## ACTIVITY
Your answer is to be every line of the material that includes the string "verified".
____ RECORDS SHOWN
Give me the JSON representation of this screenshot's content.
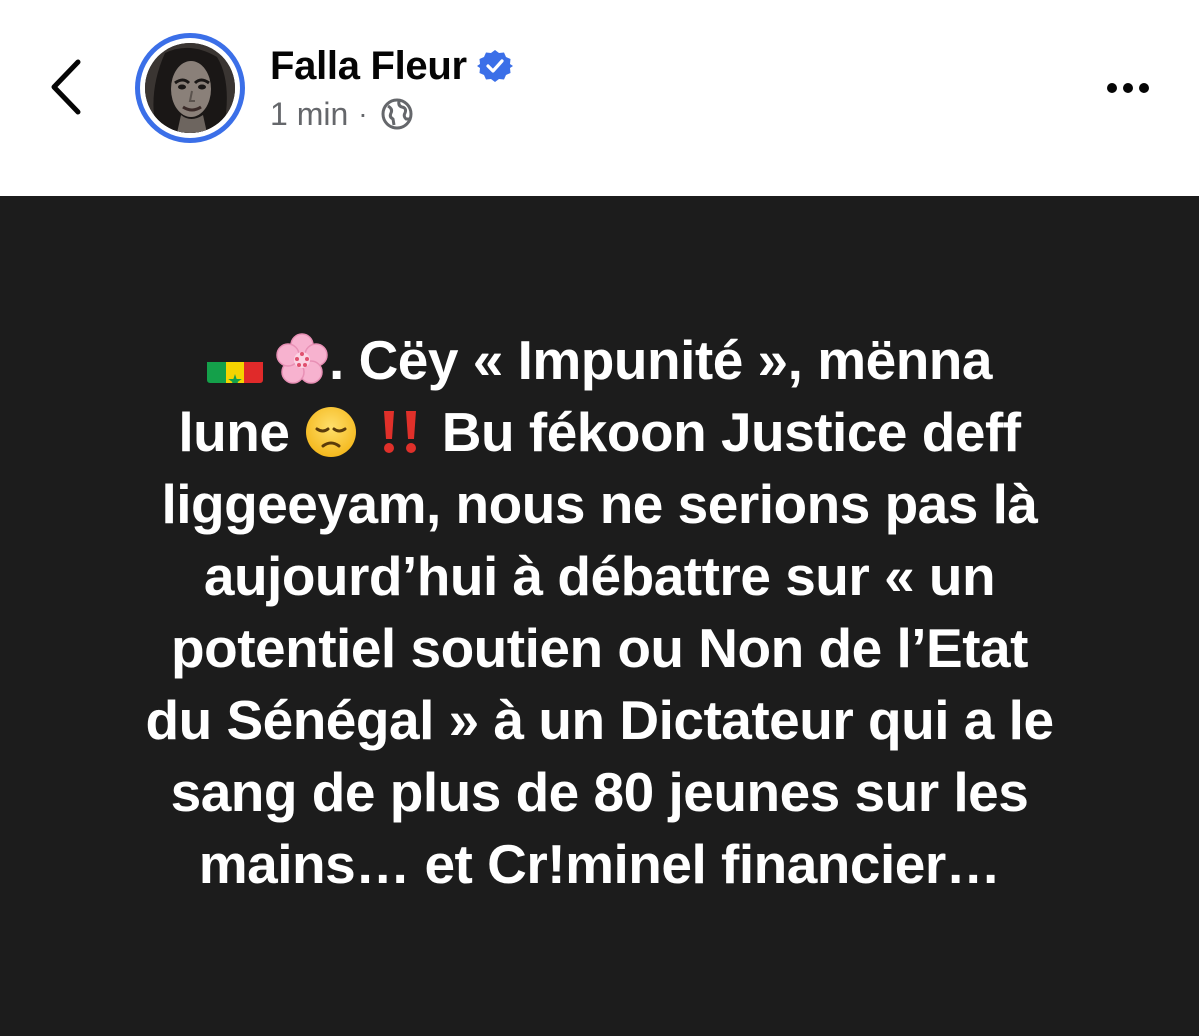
{
  "header": {
    "author_name": "Falla Fleur",
    "timestamp": "1 min",
    "separator": "·",
    "back_icon": "chevron-left-icon",
    "more_icon": "ellipsis-icon",
    "verified_icon": "verified-badge-icon",
    "privacy_icon": "globe-icon",
    "colors": {
      "name": "#050505",
      "meta": "#65676b",
      "verified": "#3b6fe8",
      "avatar_ring": "#3b6fe8"
    }
  },
  "post": {
    "background": "#1c1c1c",
    "text_color": "#ffffff",
    "emojis": [
      "senegal-flag-emoji",
      "cherry-blossom-emoji",
      "disappointed-face-emoji",
      "double-exclamation-emoji"
    ],
    "line1": ". Cëy « Impunité »,  mënna",
    "line2_a": "lune ",
    "line2_b": " Bu fékoon Justice deff",
    "line3": "liggeeyam, nous ne serions pas là",
    "line4": "aujourd’hui à débattre sur « un",
    "line5": "potentiel soutien ou Non de l’Etat",
    "line6": "du Sénégal » à un  Dictateur qui a le",
    "line7": "sang de plus de 80 jeunes sur les",
    "line8": "mains… et Cr!minel financier…"
  }
}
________
## SOLUTION TO THE EXERCISE
    "verified_icon": "verified-badge-icon",
      "verified": "#3b6fe8",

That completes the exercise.